[Records from a data source]
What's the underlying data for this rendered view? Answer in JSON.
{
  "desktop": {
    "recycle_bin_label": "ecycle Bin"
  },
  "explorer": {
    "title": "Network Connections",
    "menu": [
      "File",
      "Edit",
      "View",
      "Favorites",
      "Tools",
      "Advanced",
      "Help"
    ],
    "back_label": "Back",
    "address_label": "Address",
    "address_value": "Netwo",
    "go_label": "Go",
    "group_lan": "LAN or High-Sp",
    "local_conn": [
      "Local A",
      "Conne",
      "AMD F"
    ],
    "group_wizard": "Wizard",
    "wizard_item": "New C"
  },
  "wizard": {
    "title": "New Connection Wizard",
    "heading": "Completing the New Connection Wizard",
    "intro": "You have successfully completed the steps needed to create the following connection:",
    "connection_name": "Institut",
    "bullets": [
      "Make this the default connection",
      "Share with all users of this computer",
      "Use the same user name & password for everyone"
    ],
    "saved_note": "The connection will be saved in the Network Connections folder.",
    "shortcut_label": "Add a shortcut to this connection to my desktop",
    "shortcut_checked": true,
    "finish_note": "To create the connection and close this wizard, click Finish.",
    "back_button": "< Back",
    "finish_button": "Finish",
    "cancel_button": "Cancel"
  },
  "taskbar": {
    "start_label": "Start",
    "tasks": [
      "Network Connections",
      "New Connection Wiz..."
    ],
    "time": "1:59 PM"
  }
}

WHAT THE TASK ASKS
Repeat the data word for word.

SOLUTION TO THIS EXERCISE
What's the underlying data for this rendered view? Answer in JSON.
{
  "desktop": {
    "recycle_bin_label": "ecycle Bin"
  },
  "explorer": {
    "title": "Network Connections",
    "menu": [
      "File",
      "Edit",
      "View",
      "Favorites",
      "Tools",
      "Advanced",
      "Help"
    ],
    "back_label": "Back",
    "address_label": "Address",
    "address_value": "Netwo",
    "go_label": "Go",
    "group_lan": "LAN or High-Sp",
    "local_conn": [
      "Local A",
      "Conne",
      "AMD F"
    ],
    "group_wizard": "Wizard",
    "wizard_item": "New C"
  },
  "wizard": {
    "title": "New Connection Wizard",
    "heading": "Completing the New Connection Wizard",
    "intro": "You have successfully completed the steps needed to create the following connection:",
    "connection_name": "Institut",
    "bullets": [
      "Make this the default connection",
      "Share with all users of this computer",
      "Use the same user name & password for everyone"
    ],
    "saved_note": "The connection will be saved in the Network Connections folder.",
    "shortcut_label": "Add a shortcut to this connection to my desktop",
    "shortcut_checked": true,
    "finish_note": "To create the connection and close this wizard, click Finish.",
    "back_button": "< Back",
    "finish_button": "Finish",
    "cancel_button": "Cancel"
  },
  "taskbar": {
    "start_label": "Start",
    "tasks": [
      "Network Connections",
      "New Connection Wiz..."
    ],
    "time": "1:59 PM"
  }
}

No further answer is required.